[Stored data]
Content starts
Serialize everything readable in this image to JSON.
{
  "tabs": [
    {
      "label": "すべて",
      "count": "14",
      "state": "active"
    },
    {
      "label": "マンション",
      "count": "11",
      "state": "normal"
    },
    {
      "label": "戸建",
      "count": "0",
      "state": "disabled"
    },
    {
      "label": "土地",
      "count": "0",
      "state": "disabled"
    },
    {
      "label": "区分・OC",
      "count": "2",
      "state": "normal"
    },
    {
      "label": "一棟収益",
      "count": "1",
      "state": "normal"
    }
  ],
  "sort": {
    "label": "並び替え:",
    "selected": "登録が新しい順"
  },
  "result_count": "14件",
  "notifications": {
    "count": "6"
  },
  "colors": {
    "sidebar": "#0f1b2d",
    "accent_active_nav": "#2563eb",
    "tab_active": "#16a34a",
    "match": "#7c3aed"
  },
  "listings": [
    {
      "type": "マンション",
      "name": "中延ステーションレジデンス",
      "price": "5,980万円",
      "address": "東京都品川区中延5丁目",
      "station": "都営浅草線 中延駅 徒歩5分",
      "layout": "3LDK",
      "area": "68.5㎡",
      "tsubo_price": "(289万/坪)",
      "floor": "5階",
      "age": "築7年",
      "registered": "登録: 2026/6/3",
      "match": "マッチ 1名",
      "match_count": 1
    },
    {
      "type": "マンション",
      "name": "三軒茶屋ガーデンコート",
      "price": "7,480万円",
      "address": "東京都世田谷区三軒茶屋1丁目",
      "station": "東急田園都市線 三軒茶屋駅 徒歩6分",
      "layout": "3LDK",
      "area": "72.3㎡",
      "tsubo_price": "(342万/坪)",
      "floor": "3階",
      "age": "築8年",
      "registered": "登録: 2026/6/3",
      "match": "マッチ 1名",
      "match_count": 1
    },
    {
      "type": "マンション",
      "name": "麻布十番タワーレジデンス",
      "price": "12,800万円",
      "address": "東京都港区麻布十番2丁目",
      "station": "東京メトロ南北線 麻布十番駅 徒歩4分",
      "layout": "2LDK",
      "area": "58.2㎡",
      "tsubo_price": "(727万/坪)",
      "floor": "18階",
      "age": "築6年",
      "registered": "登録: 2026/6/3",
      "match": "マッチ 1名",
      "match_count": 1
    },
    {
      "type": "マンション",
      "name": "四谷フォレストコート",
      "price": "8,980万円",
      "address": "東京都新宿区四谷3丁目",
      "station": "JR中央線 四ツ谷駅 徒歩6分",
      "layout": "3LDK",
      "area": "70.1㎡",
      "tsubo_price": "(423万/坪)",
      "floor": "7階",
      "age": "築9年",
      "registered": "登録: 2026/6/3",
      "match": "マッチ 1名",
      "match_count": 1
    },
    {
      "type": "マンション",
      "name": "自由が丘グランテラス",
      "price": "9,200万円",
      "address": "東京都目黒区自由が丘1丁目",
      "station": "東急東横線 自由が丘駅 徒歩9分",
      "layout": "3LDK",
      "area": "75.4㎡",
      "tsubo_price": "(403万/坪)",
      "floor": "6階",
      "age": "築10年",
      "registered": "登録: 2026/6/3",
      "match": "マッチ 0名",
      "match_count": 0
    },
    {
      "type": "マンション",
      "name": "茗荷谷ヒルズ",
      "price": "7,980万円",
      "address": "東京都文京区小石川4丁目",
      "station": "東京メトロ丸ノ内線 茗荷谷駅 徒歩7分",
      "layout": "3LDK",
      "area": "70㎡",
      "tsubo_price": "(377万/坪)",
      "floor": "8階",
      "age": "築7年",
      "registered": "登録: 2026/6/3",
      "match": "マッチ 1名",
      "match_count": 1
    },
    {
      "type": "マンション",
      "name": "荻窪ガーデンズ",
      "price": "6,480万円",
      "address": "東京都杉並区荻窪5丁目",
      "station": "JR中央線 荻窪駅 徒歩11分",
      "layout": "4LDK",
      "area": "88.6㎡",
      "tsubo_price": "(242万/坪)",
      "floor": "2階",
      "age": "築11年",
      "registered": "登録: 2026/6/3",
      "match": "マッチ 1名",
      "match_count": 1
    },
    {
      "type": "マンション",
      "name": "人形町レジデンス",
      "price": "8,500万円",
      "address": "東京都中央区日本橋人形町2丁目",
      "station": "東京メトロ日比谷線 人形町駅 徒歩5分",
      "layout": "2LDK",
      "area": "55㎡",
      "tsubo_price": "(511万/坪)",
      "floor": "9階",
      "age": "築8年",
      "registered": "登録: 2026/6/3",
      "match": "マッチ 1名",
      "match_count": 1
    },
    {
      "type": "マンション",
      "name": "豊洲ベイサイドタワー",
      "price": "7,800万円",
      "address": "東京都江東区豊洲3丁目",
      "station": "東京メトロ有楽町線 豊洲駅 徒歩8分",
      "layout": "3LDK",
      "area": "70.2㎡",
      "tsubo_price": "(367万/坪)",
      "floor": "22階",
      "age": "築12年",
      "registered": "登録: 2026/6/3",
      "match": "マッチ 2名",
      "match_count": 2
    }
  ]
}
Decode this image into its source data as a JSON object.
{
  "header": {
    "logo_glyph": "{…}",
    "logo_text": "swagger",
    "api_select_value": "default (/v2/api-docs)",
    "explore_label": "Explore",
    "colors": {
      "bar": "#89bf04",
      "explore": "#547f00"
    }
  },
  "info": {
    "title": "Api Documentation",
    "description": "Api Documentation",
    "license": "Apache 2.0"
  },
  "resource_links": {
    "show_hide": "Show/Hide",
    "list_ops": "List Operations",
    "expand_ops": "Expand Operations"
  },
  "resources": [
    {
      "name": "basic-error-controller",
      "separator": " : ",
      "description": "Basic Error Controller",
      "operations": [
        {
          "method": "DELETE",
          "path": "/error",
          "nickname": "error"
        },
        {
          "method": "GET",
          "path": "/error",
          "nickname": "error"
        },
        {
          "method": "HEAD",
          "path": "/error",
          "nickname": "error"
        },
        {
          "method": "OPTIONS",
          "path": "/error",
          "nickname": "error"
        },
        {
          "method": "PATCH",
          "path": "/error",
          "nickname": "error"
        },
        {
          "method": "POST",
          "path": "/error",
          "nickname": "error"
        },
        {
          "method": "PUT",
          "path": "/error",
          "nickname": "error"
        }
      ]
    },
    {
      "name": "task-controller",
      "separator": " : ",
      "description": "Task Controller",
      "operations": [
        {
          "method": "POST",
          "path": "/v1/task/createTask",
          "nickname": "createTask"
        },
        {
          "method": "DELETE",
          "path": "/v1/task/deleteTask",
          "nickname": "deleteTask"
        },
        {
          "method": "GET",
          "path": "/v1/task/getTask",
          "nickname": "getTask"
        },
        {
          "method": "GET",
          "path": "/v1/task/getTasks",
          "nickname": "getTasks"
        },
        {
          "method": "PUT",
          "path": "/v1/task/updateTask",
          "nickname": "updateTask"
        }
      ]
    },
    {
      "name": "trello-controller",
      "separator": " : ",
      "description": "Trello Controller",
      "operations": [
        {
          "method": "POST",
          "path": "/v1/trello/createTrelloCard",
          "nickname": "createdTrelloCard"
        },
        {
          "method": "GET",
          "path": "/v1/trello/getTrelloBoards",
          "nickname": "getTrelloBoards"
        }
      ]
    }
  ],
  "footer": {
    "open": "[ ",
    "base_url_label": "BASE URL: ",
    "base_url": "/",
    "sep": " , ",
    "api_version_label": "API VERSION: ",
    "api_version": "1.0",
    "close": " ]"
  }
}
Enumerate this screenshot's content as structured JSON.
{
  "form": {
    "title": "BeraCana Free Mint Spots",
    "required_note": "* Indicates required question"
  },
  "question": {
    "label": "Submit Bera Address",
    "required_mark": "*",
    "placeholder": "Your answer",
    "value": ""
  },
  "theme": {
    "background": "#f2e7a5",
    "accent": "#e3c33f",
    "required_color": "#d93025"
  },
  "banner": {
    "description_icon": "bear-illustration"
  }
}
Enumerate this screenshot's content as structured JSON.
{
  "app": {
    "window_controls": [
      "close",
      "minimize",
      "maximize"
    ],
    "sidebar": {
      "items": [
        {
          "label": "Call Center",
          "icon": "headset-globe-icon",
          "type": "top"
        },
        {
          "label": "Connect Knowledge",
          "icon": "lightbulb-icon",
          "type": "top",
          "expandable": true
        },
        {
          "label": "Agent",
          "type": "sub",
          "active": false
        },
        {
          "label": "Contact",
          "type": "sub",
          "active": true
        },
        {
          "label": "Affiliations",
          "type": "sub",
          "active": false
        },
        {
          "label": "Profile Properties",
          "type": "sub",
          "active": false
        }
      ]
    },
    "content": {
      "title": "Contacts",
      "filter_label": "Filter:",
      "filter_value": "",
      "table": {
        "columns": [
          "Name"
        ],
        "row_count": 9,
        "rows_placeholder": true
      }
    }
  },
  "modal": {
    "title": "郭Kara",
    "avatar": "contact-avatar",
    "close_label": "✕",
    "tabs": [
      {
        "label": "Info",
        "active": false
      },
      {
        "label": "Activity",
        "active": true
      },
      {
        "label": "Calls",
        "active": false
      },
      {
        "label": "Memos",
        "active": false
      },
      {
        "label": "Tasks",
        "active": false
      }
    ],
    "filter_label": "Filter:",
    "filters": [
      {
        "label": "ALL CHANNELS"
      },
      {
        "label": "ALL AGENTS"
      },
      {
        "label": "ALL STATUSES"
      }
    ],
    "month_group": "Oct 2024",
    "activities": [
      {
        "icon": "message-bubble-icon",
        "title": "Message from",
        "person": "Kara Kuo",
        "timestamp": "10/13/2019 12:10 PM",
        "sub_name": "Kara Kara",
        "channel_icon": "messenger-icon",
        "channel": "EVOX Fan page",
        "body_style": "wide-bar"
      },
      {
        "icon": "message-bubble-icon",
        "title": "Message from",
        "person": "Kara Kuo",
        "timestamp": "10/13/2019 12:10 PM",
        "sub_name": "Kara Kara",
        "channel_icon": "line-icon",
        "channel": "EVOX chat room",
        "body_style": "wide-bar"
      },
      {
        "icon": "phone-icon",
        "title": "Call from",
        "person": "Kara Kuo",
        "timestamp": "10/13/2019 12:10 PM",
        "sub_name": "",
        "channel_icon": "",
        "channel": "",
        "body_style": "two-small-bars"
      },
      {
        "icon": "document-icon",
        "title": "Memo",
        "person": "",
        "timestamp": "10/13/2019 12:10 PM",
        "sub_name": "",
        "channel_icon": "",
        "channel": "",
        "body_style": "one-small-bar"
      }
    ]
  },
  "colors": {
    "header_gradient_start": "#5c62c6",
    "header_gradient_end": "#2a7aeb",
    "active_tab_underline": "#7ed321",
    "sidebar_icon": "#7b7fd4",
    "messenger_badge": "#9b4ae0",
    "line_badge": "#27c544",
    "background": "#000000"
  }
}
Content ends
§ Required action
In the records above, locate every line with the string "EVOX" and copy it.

§ Answer space
        "channel": "EVOX Fan page",
        "channel": "EVOX chat room",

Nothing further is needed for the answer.